*Task brief*:
Scan the records for the word "arrow". Return each line where it is found.
======== Data to examine ========
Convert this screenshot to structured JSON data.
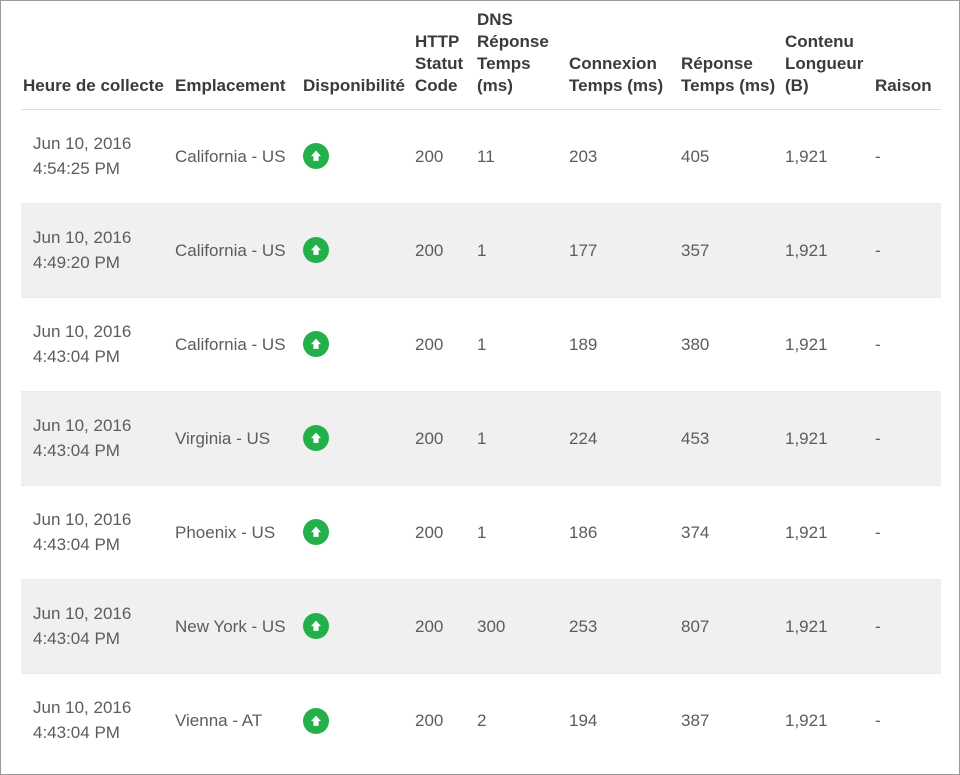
{
  "table": {
    "columns": [
      {
        "key": "collection_time",
        "label": "Heure de collecte"
      },
      {
        "key": "location",
        "label": "Emplacement"
      },
      {
        "key": "availability",
        "label": "Disponibilité"
      },
      {
        "key": "http_status",
        "label": "HTTP Statut Code"
      },
      {
        "key": "dns_time",
        "label": "DNS Réponse Temps (ms)"
      },
      {
        "key": "connect_time",
        "label": "Connexion Temps (ms)"
      },
      {
        "key": "response_time",
        "label": "Réponse Temps (ms)"
      },
      {
        "key": "content_length",
        "label": "Contenu Longueur (B)"
      },
      {
        "key": "reason",
        "label": "Raison"
      }
    ],
    "status_icon": {
      "name": "availability-up-arrow-icon",
      "color": "#23b04b",
      "glyph": "arrow-up"
    },
    "rows": [
      {
        "date": "Jun 10, 2016",
        "time": "4:54:25 PM",
        "location": "California - US",
        "availability": "up",
        "http_status": "200",
        "dns_time": "11",
        "connect_time": "203",
        "response_time": "405",
        "content_length": "1,921",
        "reason": "-"
      },
      {
        "date": "Jun 10, 2016",
        "time": "4:49:20 PM",
        "location": "California - US",
        "availability": "up",
        "http_status": "200",
        "dns_time": "1",
        "connect_time": "177",
        "response_time": "357",
        "content_length": "1,921",
        "reason": "-"
      },
      {
        "date": "Jun 10, 2016",
        "time": "4:43:04 PM",
        "location": "California - US",
        "availability": "up",
        "http_status": "200",
        "dns_time": "1",
        "connect_time": "189",
        "response_time": "380",
        "content_length": "1,921",
        "reason": "-"
      },
      {
        "date": "Jun 10, 2016",
        "time": "4:43:04 PM",
        "location": "Virginia - US",
        "availability": "up",
        "http_status": "200",
        "dns_time": "1",
        "connect_time": "224",
        "response_time": "453",
        "content_length": "1,921",
        "reason": "-"
      },
      {
        "date": "Jun 10, 2016",
        "time": "4:43:04 PM",
        "location": "Phoenix - US",
        "availability": "up",
        "http_status": "200",
        "dns_time": "1",
        "connect_time": "186",
        "response_time": "374",
        "content_length": "1,921",
        "reason": "-"
      },
      {
        "date": "Jun 10, 2016",
        "time": "4:43:04 PM",
        "location": "New York - US",
        "availability": "up",
        "http_status": "200",
        "dns_time": "300",
        "connect_time": "253",
        "response_time": "807",
        "content_length": "1,921",
        "reason": "-"
      },
      {
        "date": "Jun 10, 2016",
        "time": "4:43:04 PM",
        "location": "Vienna - AT",
        "availability": "up",
        "http_status": "200",
        "dns_time": "2",
        "connect_time": "194",
        "response_time": "387",
        "content_length": "1,921",
        "reason": "-"
      }
    ]
  }
}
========
*Output for this task*:
      "name": "availability-up-arrow-icon",
      "glyph": "arrow-up"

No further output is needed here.